The Defense Logistics Agency, which manages military construction projects, lost track of enough money to fill two tractor trailers with $20 bills, according to an internal audit leaked in February.
The DLA is hardly the only federal organization to face bookkeeping challenges. A recent audit of USASpending.gov - a federal website created to make government spending more transparent - found 302 federal programs failed to report $619 billion in expenditures.
Blockchain could solve these accounting problems and bring an unprecedented level of accuracy, security, and speed to federal record-keeping. By adopting it, the government could eliminate supply chain inefficiencies and save billions of dollars.
The federal government has two million civilian workers across more than 430 agencies, sub-agencies, and departments, and conducts business with thousands of commercial vendors.
Even within a single agency, data is often siloed in different databases and formats. It's impossible for officials to gain a comprehensive view of their spending and activities.
This haphazard data storage makes the government vulnerable to security breaches. In 2015, hackers stole sensitive information about 4 million current, former, and prospective employees from the Office of Personnel Management.
Blockchain would enable the government to securely collect, store, process, and utilize the massive amounts of information it collects, boosting cost effectiveness and transparency.

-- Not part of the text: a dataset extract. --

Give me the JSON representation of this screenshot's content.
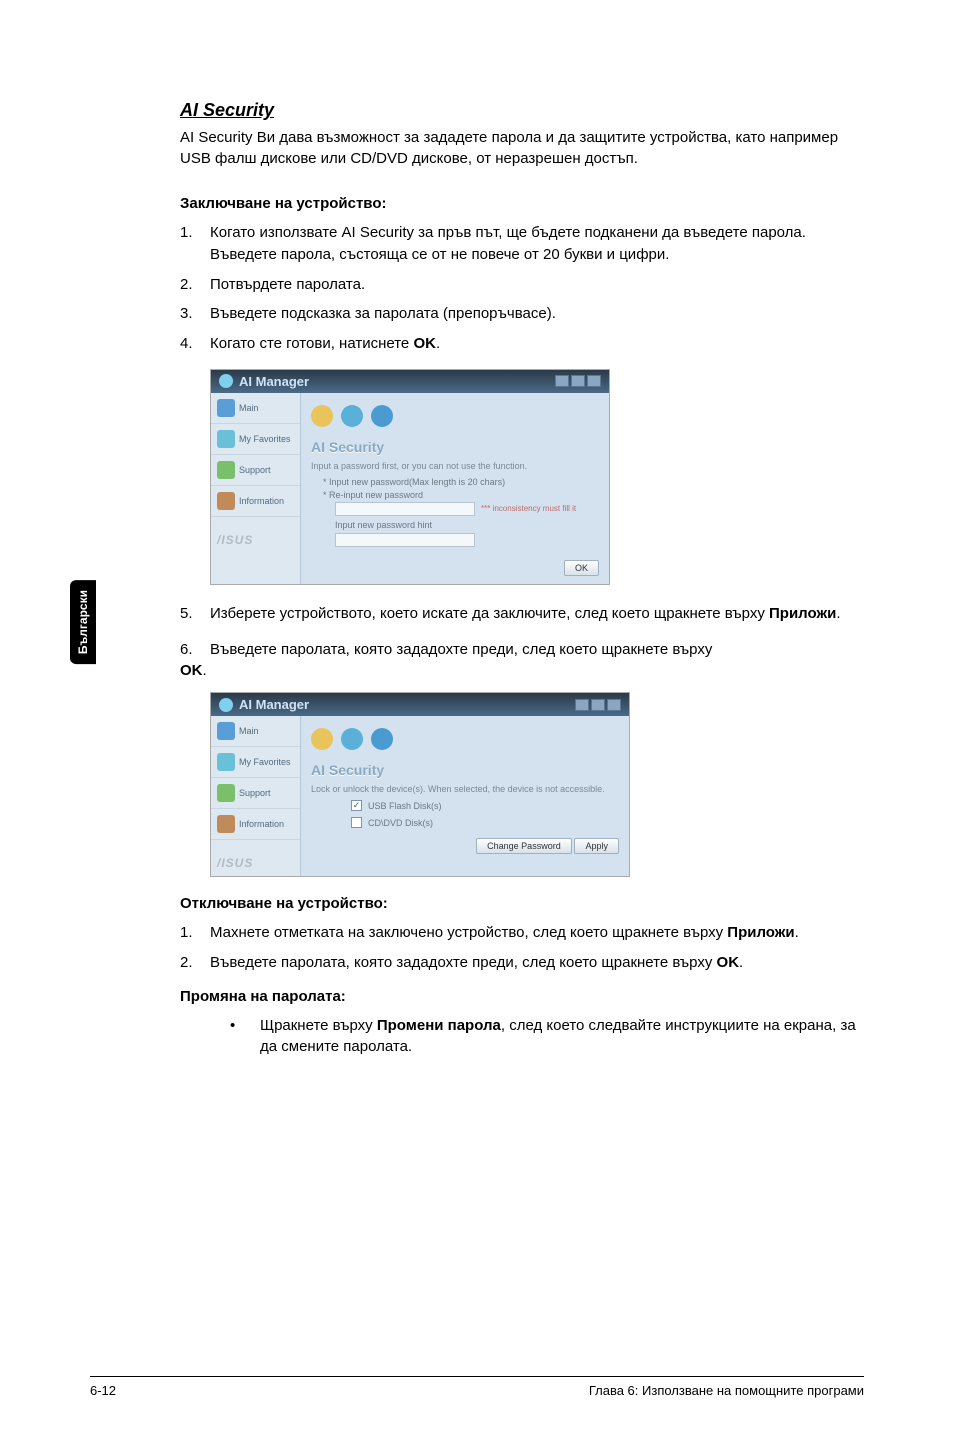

Blockchain is best known as the technology underlying cryptocurrencies like Bitcoin. But its applications go far beyond that. Blockchain is a tool for recording transactions - whether payments, contracts, orders, or votes - and storing that information securely on thousands of computers, via a shared ledger.
Think of it as a giant Excel spreadsheet visible on thousands of computers at once. People can document transactions in a cell, or "block," of the spreadsheet.
After a set amount of time, that block will be locked, and a new block, the next one in the "chain," will be opened for editing.
Since the locked blocks are viewable on thousands of computers, it'd be nearly impossible to hack the blockchain. Altering a block on a few computers wouldn't affect the others, which retain an accurate record of the transactions.
Blockchain ledgers also enable the creation of "smart contracts," which can automatically process transactions from Party A to Party B. Blockchain would preserve a transparent record of every aspect of such transactions.
This combination of security, speed, and low operational overhead makes blockchain well-suited to address the public sector's information-management challenges. Governments around the world are already embracing blockchain solutions.
Sweden's government is experimenting with blockchain to record land transactions. The Estonian government uses a blockchain technology to protect sensitive public-sector data from tampering.
In the United States, agencies could use smart contracts to automate supply chain transactions with vendors, while creating an instant, secure, and auditable record of those exchanges. They can employ these contracts to develop and deploy new software.
Federal organizations ranging from the Centers for Disease Control to the Department of Homeland Security to the U.S. Postal Service are evaluating applications for the technology. In February, the House held hearings about how blockchain could improve federal operations.
The government's current data processing, storage and security systems need help. If the government is serious about nixing inefficiencies and reducing our national deficit, it'll embrace blockchain.
T. Richard Stroupe, Jr. is CEO and co-founder of Sequoia Holdings, Inc.